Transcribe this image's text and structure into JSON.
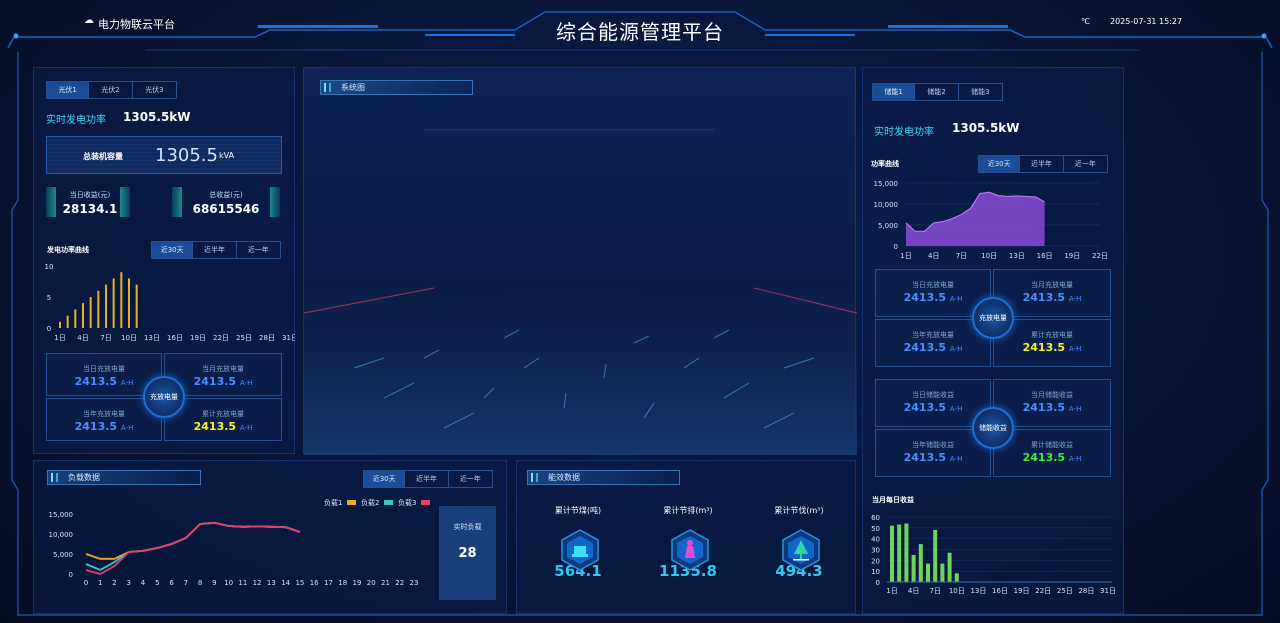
{
  "header": {
    "platform": "电力物联云平台",
    "title": "综合能源管理平台",
    "temp_unit": "℃",
    "datetime": "2025-07-31 15:27"
  },
  "left": {
    "tabs": [
      "光伏1",
      "光伏2",
      "光伏3"
    ],
    "power_label": "实时发电功率",
    "power_value": "1305.5kW",
    "capacity_label": "总装机容量",
    "capacity_value": "1305.5",
    "capacity_unit": "kVA",
    "daily_income_label": "当日收益(元)",
    "daily_income": "28134.1",
    "total_income_label": "总收益(元)",
    "total_income": "68615546",
    "chart_title": "发电功率曲线",
    "range_tabs": [
      "近30天",
      "近半年",
      "近一年"
    ],
    "quads": [
      {
        "cap": "当日充放电量",
        "val": "2413.5",
        "unit": "A-H"
      },
      {
        "cap": "当月充放电量",
        "val": "2413.5",
        "unit": "A-H"
      },
      {
        "cap": "当年充放电量",
        "val": "2413.5",
        "unit": "A-H"
      },
      {
        "cap": "累计充放电量",
        "val": "2413.5",
        "unit": "A-H"
      }
    ],
    "center": "充放电量"
  },
  "center": {
    "title": "系统图"
  },
  "right": {
    "tabs": [
      "储能1",
      "储能2",
      "储能3"
    ],
    "power_label": "实时发电功率",
    "power_value": "1305.5kW",
    "chart_title": "功率曲线",
    "range_tabs": [
      "近30天",
      "近半年",
      "近一年"
    ],
    "quads1": [
      {
        "cap": "当日充放电量",
        "val": "2413.5",
        "unit": "A-H"
      },
      {
        "cap": "当月充放电量",
        "val": "2413.5",
        "unit": "A-H"
      },
      {
        "cap": "当年充放电量",
        "val": "2413.5",
        "unit": "A-H"
      },
      {
        "cap": "累计充放电量",
        "val": "2413.5",
        "unit": "A-H"
      }
    ],
    "center1": "充放电量",
    "quads2": [
      {
        "cap": "当日储能收益",
        "val": "2413.5",
        "unit": "A-H"
      },
      {
        "cap": "当月储能收益",
        "val": "2413.5",
        "unit": "A-H"
      },
      {
        "cap": "当年储能收益",
        "val": "2413.5",
        "unit": "A-H"
      },
      {
        "cap": "累计储能收益",
        "val": "2413.5",
        "unit": "A-H"
      }
    ],
    "center2": "储能收益",
    "bar_title": "当月每日收益"
  },
  "load": {
    "title": "负载数据",
    "range_tabs": [
      "近30天",
      "近半年",
      "近一年"
    ],
    "realtime_label": "实时负载",
    "realtime_value": "28"
  },
  "eff": {
    "title": "能效数据",
    "items": [
      {
        "label": "累计节煤(吨)",
        "value": "564.1"
      },
      {
        "label": "累计节排(m³)",
        "value": "1135.8"
      },
      {
        "label": "累计节伐(m³)",
        "value": "494.3"
      }
    ]
  },
  "chart_data": [
    {
      "type": "bar",
      "title": "发电功率曲线",
      "categories": [
        "1日",
        "2日",
        "3日",
        "4日",
        "5日",
        "6日",
        "7日",
        "8日",
        "9日",
        "10日",
        "11日"
      ],
      "values": [
        1,
        2,
        3,
        4,
        5,
        6,
        7,
        8,
        9,
        8,
        7
      ],
      "x_ticks": [
        "1日",
        "4日",
        "7日",
        "10日",
        "13日",
        "16日",
        "19日",
        "22日",
        "25日",
        "28日",
        "31日"
      ],
      "ylim": [
        0,
        10
      ],
      "y_ticks": [
        0,
        5,
        10
      ]
    },
    {
      "type": "area",
      "title": "功率曲线",
      "x": [
        1,
        2,
        3,
        4,
        5,
        6,
        7,
        8,
        9,
        10,
        11,
        12,
        13,
        14,
        15,
        16
      ],
      "values": [
        5500,
        3500,
        3500,
        5500,
        5800,
        6500,
        7500,
        9000,
        12500,
        12800,
        12000,
        11800,
        11900,
        11800,
        11700,
        10500
      ],
      "x_ticks": [
        "1日",
        "4日",
        "7日",
        "10日",
        "13日",
        "16日",
        "19日",
        "22日"
      ],
      "ylim": [
        0,
        15000
      ],
      "y_ticks": [
        "15,000",
        "10,000",
        "5,000",
        "0"
      ],
      "color": "#8a4bd6"
    },
    {
      "type": "line",
      "x_ticks": [
        "0",
        "1",
        "2",
        "3",
        "4",
        "5",
        "6",
        "7",
        "8",
        "9",
        "10",
        "11",
        "12",
        "13",
        "14",
        "15",
        "16",
        "17",
        "18",
        "19",
        "20",
        "21",
        "22",
        "23"
      ],
      "ylim": [
        0,
        15000
      ],
      "y_ticks": [
        "15,000",
        "10,000",
        "5,000",
        "0"
      ],
      "series": [
        {
          "name": "负载1",
          "color": "#f5a623",
          "values": [
            5000,
            3800,
            3800,
            5500,
            5800,
            6500,
            7500,
            9000,
            12500,
            12800,
            12000,
            11800,
            11900,
            11800,
            11700,
            10500
          ]
        },
        {
          "name": "负载2",
          "color": "#3ec6c6",
          "values": [
            2500,
            1000,
            3000,
            5500,
            5800,
            6500,
            7500,
            9000,
            12500,
            12800,
            12000,
            11800,
            11900,
            11800,
            11700,
            10500
          ]
        },
        {
          "name": "负载3",
          "color": "#e83e6c",
          "values": [
            1000,
            0,
            2000,
            5500,
            5800,
            6500,
            7500,
            9000,
            12500,
            12800,
            12000,
            11800,
            11900,
            11800,
            11700,
            10500
          ]
        }
      ]
    },
    {
      "type": "bar",
      "title": "当月每日收益",
      "categories": [
        "1日",
        "2日",
        "3日",
        "4日",
        "5日",
        "6日",
        "7日",
        "8日",
        "9日",
        "10日",
        "11日"
      ],
      "values": [
        52,
        53,
        54,
        25,
        35,
        17,
        48,
        17,
        27,
        8,
        0
      ],
      "x_ticks": [
        "1日",
        "4日",
        "7日",
        "10日",
        "13日",
        "16日",
        "19日",
        "22日",
        "25日",
        "28日",
        "31日"
      ],
      "ylim": [
        0,
        60
      ],
      "y_ticks": [
        60,
        50,
        40,
        30,
        20,
        10,
        0
      ],
      "color": "#6ed45a"
    }
  ]
}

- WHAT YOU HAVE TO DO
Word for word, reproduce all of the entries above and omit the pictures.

- ANSWER FOR THE TASK
Transcribe this image's text and structure into JSON.
{
  "header": {
    "platform": "电力物联云平台",
    "title": "综合能源管理平台",
    "temp_unit": "℃",
    "datetime": "2025-07-31 15:27"
  },
  "left": {
    "tabs": [
      "光伏1",
      "光伏2",
      "光伏3"
    ],
    "power_label": "实时发电功率",
    "power_value": "1305.5kW",
    "capacity_label": "总装机容量",
    "capacity_value": "1305.5",
    "capacity_unit": "kVA",
    "daily_income_label": "当日收益(元)",
    "daily_income": "28134.1",
    "total_income_label": "总收益(元)",
    "total_income": "68615546",
    "chart_title": "发电功率曲线",
    "range_tabs": [
      "近30天",
      "近半年",
      "近一年"
    ],
    "quads": [
      {
        "cap": "当日充放电量",
        "val": "2413.5",
        "unit": "A-H"
      },
      {
        "cap": "当月充放电量",
        "val": "2413.5",
        "unit": "A-H"
      },
      {
        "cap": "当年充放电量",
        "val": "2413.5",
        "unit": "A-H"
      },
      {
        "cap": "累计充放电量",
        "val": "2413.5",
        "unit": "A-H"
      }
    ],
    "center": "充放电量"
  },
  "center": {
    "title": "系统图"
  },
  "right": {
    "tabs": [
      "储能1",
      "储能2",
      "储能3"
    ],
    "power_label": "实时发电功率",
    "power_value": "1305.5kW",
    "chart_title": "功率曲线",
    "range_tabs": [
      "近30天",
      "近半年",
      "近一年"
    ],
    "quads1": [
      {
        "cap": "当日充放电量",
        "val": "2413.5",
        "unit": "A-H"
      },
      {
        "cap": "当月充放电量",
        "val": "2413.5",
        "unit": "A-H"
      },
      {
        "cap": "当年充放电量",
        "val": "2413.5",
        "unit": "A-H"
      },
      {
        "cap": "累计充放电量",
        "val": "2413.5",
        "unit": "A-H"
      }
    ],
    "center1": "充放电量",
    "quads2": [
      {
        "cap": "当日储能收益",
        "val": "2413.5",
        "unit": "A-H"
      },
      {
        "cap": "当月储能收益",
        "val": "2413.5",
        "unit": "A-H"
      },
      {
        "cap": "当年储能收益",
        "val": "2413.5",
        "unit": "A-H"
      },
      {
        "cap": "累计储能收益",
        "val": "2413.5",
        "unit": "A-H"
      }
    ],
    "center2": "储能收益",
    "bar_title": "当月每日收益"
  },
  "load": {
    "title": "负载数据",
    "range_tabs": [
      "近30天",
      "近半年",
      "近一年"
    ],
    "realtime_label": "实时负载",
    "realtime_value": "28"
  },
  "eff": {
    "title": "能效数据",
    "items": [
      {
        "label": "累计节煤(吨)",
        "value": "564.1"
      },
      {
        "label": "累计节排(m³)",
        "value": "1135.8"
      },
      {
        "label": "累计节伐(m³)",
        "value": "494.3"
      }
    ]
  },
  "chart_data": [
    {
      "type": "bar",
      "title": "发电功率曲线",
      "categories": [
        "1日",
        "2日",
        "3日",
        "4日",
        "5日",
        "6日",
        "7日",
        "8日",
        "9日",
        "10日",
        "11日"
      ],
      "values": [
        1,
        2,
        3,
        4,
        5,
        6,
        7,
        8,
        9,
        8,
        7
      ],
      "x_ticks": [
        "1日",
        "4日",
        "7日",
        "10日",
        "13日",
        "16日",
        "19日",
        "22日",
        "25日",
        "28日",
        "31日"
      ],
      "ylim": [
        0,
        10
      ],
      "y_ticks": [
        0,
        5,
        10
      ]
    },
    {
      "type": "area",
      "title": "功率曲线",
      "x": [
        1,
        2,
        3,
        4,
        5,
        6,
        7,
        8,
        9,
        10,
        11,
        12,
        13,
        14,
        15,
        16
      ],
      "values": [
        5500,
        3500,
        3500,
        5500,
        5800,
        6500,
        7500,
        9000,
        12500,
        12800,
        12000,
        11800,
        11900,
        11800,
        11700,
        10500
      ],
      "x_ticks": [
        "1日",
        "4日",
        "7日",
        "10日",
        "13日",
        "16日",
        "19日",
        "22日"
      ],
      "ylim": [
        0,
        15000
      ],
      "y_ticks": [
        "15,000",
        "10,000",
        "5,000",
        "0"
      ],
      "color": "#8a4bd6"
    },
    {
      "type": "line",
      "x_ticks": [
        "0",
        "1",
        "2",
        "3",
        "4",
        "5",
        "6",
        "7",
        "8",
        "9",
        "10",
        "11",
        "12",
        "13",
        "14",
        "15",
        "16",
        "17",
        "18",
        "19",
        "20",
        "21",
        "22",
        "23"
      ],
      "ylim": [
        0,
        15000
      ],
      "y_ticks": [
        "15,000",
        "10,000",
        "5,000",
        "0"
      ],
      "series": [
        {
          "name": "负载1",
          "color": "#f5a623",
          "values": [
            5000,
            3800,
            3800,
            5500,
            5800,
            6500,
            7500,
            9000,
            12500,
            12800,
            12000,
            11800,
            11900,
            11800,
            11700,
            10500
          ]
        },
        {
          "name": "负载2",
          "color": "#3ec6c6",
          "values": [
            2500,
            1000,
            3000,
            5500,
            5800,
            6500,
            7500,
            9000,
            12500,
            12800,
            12000,
            11800,
            11900,
            11800,
            11700,
            10500
          ]
        },
        {
          "name": "负载3",
          "color": "#e83e6c",
          "values": [
            1000,
            0,
            2000,
            5500,
            5800,
            6500,
            7500,
            9000,
            12500,
            12800,
            12000,
            11800,
            11900,
            11800,
            11700,
            10500
          ]
        }
      ]
    },
    {
      "type": "bar",
      "title": "当月每日收益",
      "categories": [
        "1日",
        "2日",
        "3日",
        "4日",
        "5日",
        "6日",
        "7日",
        "8日",
        "9日",
        "10日",
        "11日"
      ],
      "values": [
        52,
        53,
        54,
        25,
        35,
        17,
        48,
        17,
        27,
        8,
        0
      ],
      "x_ticks": [
        "1日",
        "4日",
        "7日",
        "10日",
        "13日",
        "16日",
        "19日",
        "22日",
        "25日",
        "28日",
        "31日"
      ],
      "ylim": [
        0,
        60
      ],
      "y_ticks": [
        60,
        50,
        40,
        30,
        20,
        10,
        0
      ],
      "color": "#6ed45a"
    }
  ]
}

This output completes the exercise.